I recall that going coed was a controversial decision, much more so among former graduates who wanted to preserve tradition than among students; virtually all of my friends supported Lehigh becoming a coed institution. I even recall some low key “demonstrations'' held by students who supported the change.
I came to Lehigh drawn by its academic reputation, despite the male-only environment. From the perspective of a Gryphon, the freshmen men’s experience interacting with women was generally wanting, unnatural, and uncomfortable, to say the least. They tended to meet women “up on the hill” at frat parties, but those encounters were often one-time contacts with non-Lehigh women. Observing and interacting with the students today confirms for me what a positive step the transition to coeducation has been for Lehigh: Men and women students have the opportunity to cultivate the types of meaningful professional and personal relationships that weren’t very likely when I was a student.
There definitely were no women in any of my upper-level classes in my chosen field. It’s so different now — I especially enjoy reading the articles in Lehigh publications highlighting the academic and professional accomplishments of Lehigh’s women engineering students and graduates. Lehigh engineering demographics have changed so markedly since I was a student and, from my perspective, for the better.
Because there were so few women on campus that first year in 1971, I didn’t have the opportunity to interact with very many.
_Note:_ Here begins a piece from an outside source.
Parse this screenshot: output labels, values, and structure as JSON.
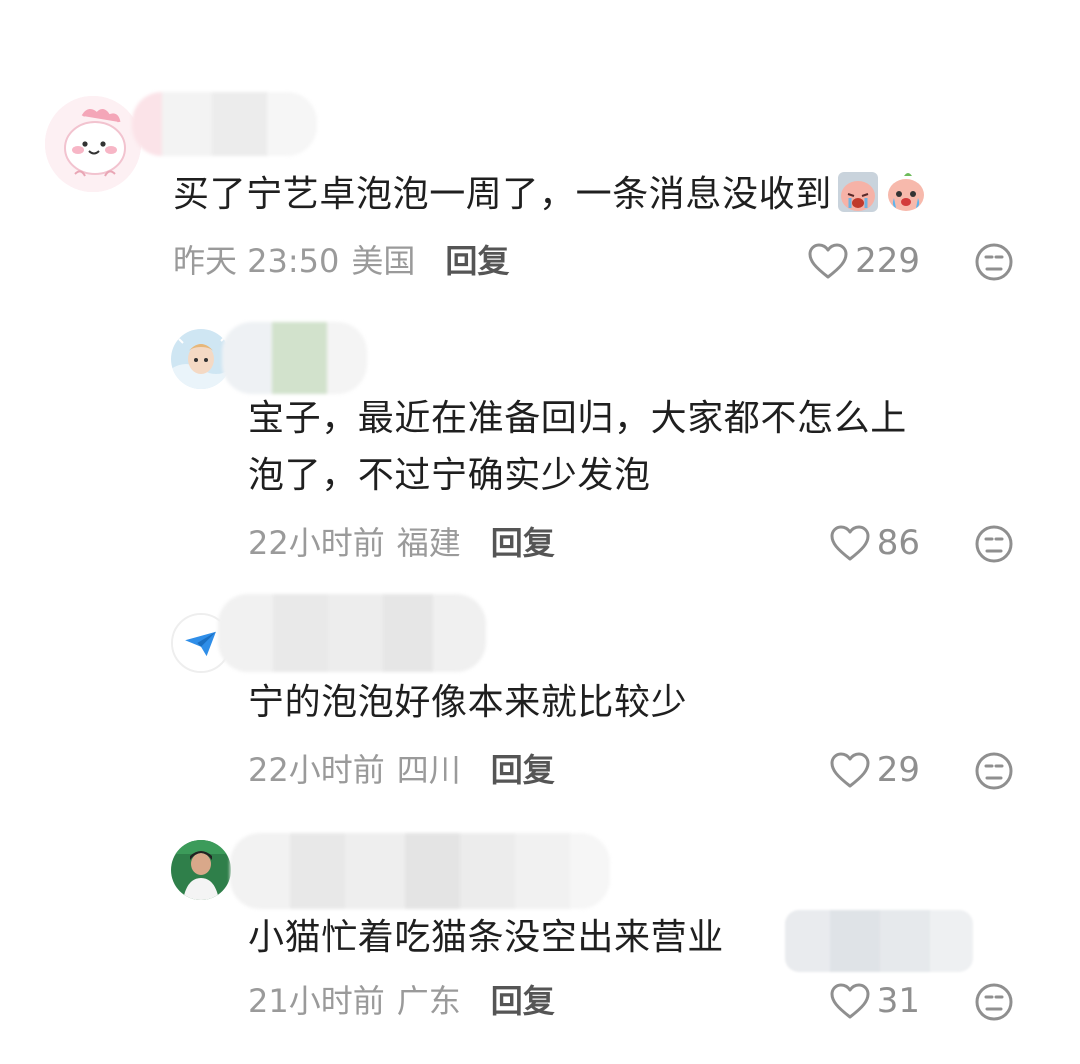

I doubt that my experience was unusual — the ratio of male to female students was very high. And, to be honest, I didn’t make much effort to meet the women students. Most were freshmen when I was a junior or senior, so we tended to travel in different circles. However, I did spend time, both on Gryphon-related business and socially, with the women Gryphons who were assigned to the Centennial dorms. I still maintain contacts and look forward to our class reunions at Lehigh.
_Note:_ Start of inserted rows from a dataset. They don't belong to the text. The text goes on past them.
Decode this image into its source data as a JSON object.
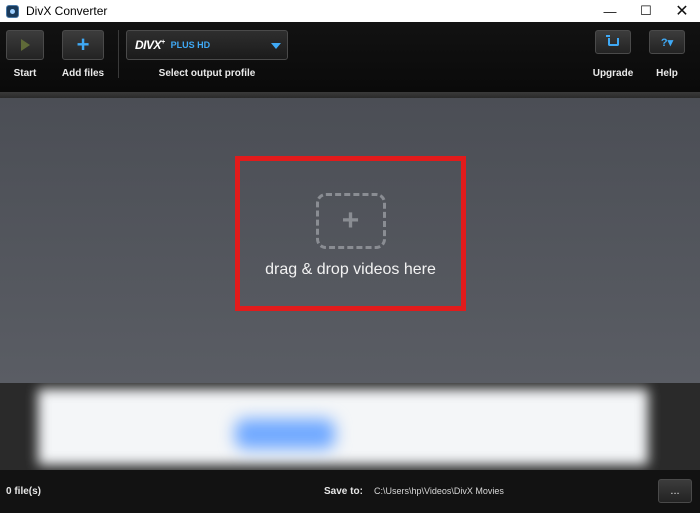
{
  "window": {
    "title": "DivX Converter",
    "minimize": "—",
    "maximize": "☐",
    "close": "✕"
  },
  "toolbar": {
    "start_label": "Start",
    "add_files_label": "Add files",
    "profile": {
      "logo_text": "DIVX",
      "logo_sup": "+",
      "value": "PLUS HD",
      "label": "Select output profile"
    },
    "upgrade_label": "Upgrade",
    "help_label": "Help",
    "help_glyph": "?▾"
  },
  "main": {
    "drop_glyph": "+",
    "drop_text": "drag & drop videos here"
  },
  "status": {
    "file_count": "0 file(s)",
    "save_to_label": "Save to:",
    "save_path": "C:\\Users\\hp\\Videos\\DivX Movies",
    "browse_label": "..."
  },
  "colors": {
    "accent": "#3fa9f5",
    "highlight": "#e21b1b",
    "background": "#4b4e55"
  },
  "icons": {
    "app": "divx-app-icon",
    "start": "play-icon",
    "add": "plus-icon",
    "upgrade": "cart-icon",
    "help": "question-icon"
  }
}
A humorous side note — quite some time after my wife and I married, she happened to mention that one of her closest friends graduated from Lehigh. Neither her friend nor I had ever mentioned being Lehigh alumni to each other when we were together. As it turned out, she was one of Lehigh’s 1971 female students. Other than her friend and myself, my wife had no other connection to Lehigh — it was pure coincidence.
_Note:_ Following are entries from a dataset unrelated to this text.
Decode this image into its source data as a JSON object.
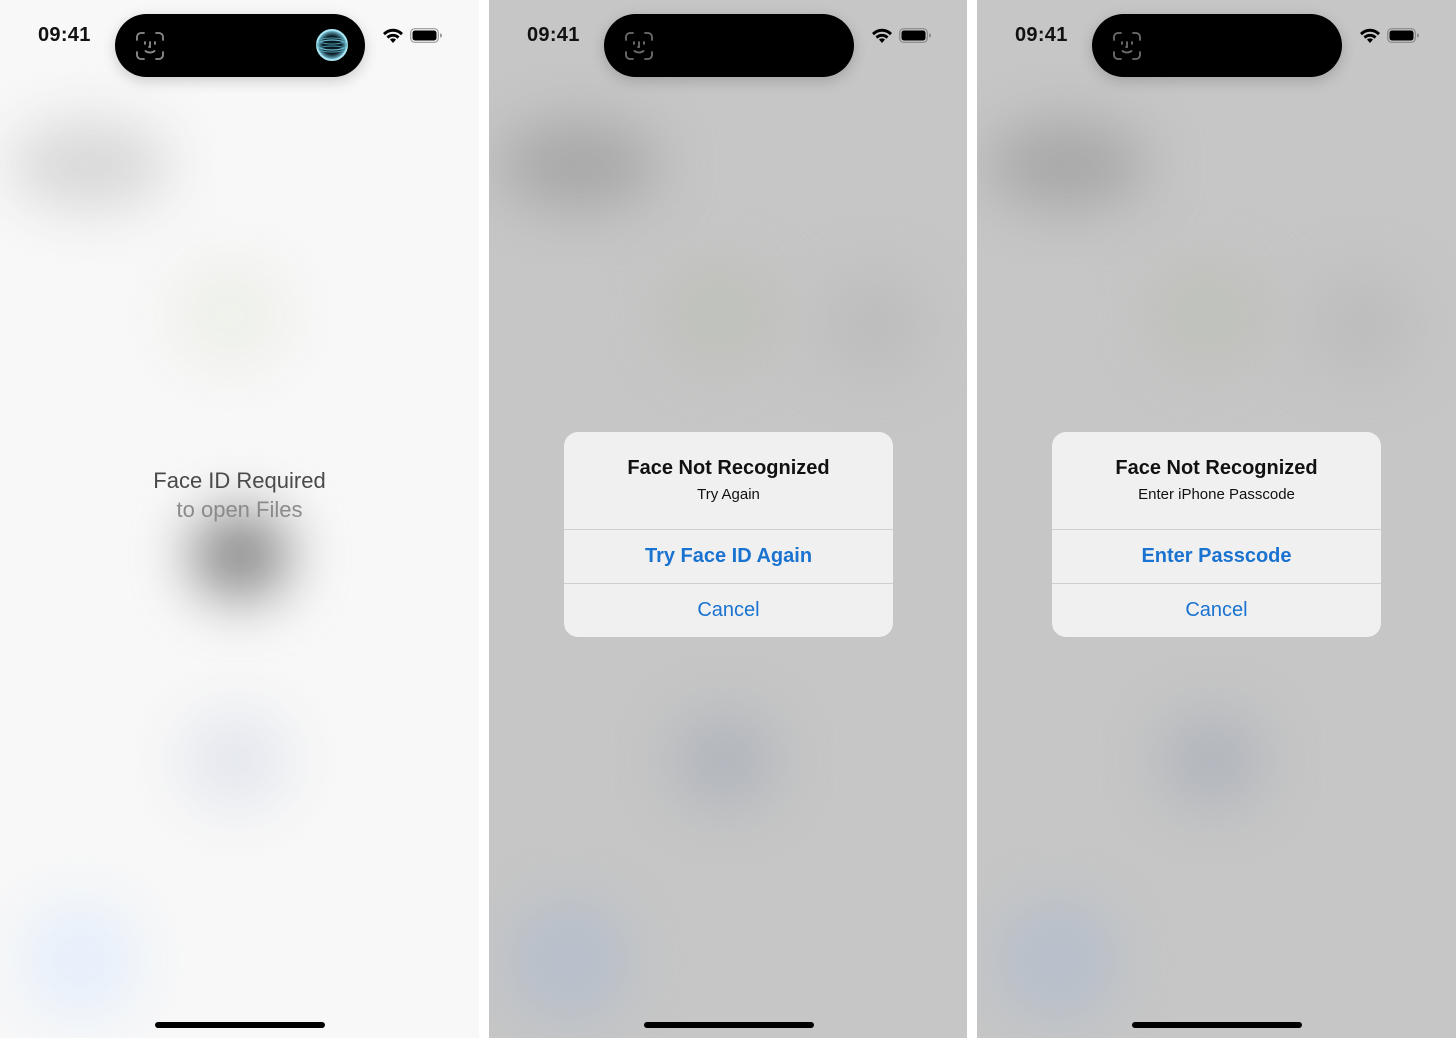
{
  "status_bar": {
    "time": "09:41"
  },
  "colors": {
    "accent": "#1a73d0",
    "alert_background": "#f2f2f2",
    "dimmed_background": "#c6c6c6",
    "light_background": "#f8f8f8"
  },
  "panels": [
    {
      "state": "scanning",
      "island_icons": [
        "face-id-icon",
        "face-id-scanning-orb-icon"
      ],
      "prompt": {
        "line1": "Face ID Required",
        "line2": "to open Files"
      }
    },
    {
      "state": "failed",
      "island_icons": [
        "face-id-icon"
      ],
      "alert": {
        "title": "Face Not Recognized",
        "message": "Try Again",
        "primary_button": "Try Face ID Again",
        "cancel_button": "Cancel"
      }
    },
    {
      "state": "failed-passcode",
      "island_icons": [
        "face-id-icon"
      ],
      "alert": {
        "title": "Face Not Recognized",
        "message": "Enter iPhone Passcode",
        "primary_button": "Enter Passcode",
        "cancel_button": "Cancel"
      }
    }
  ]
}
I did have the pleasure of attending the Rally for the Class of 2023 as a member of the Class of 1973. In fact, after that rally, several freshmen did approach a few of us “old timers” for advice. My recollection of what I told them: Your studies have to be your number one priority. After all, that’s why you came to Lehigh. Don’t get behind but seek help when you need it. Don’t get discouraged if you are no longer at the very top of the academic pyramid. You are now among other students who are just as accomplished as you are — that’s why all of you got into Lehigh in the first place. But don’t make studying your only focus. Make friends and cultivate those friendships. They will last a lifetime.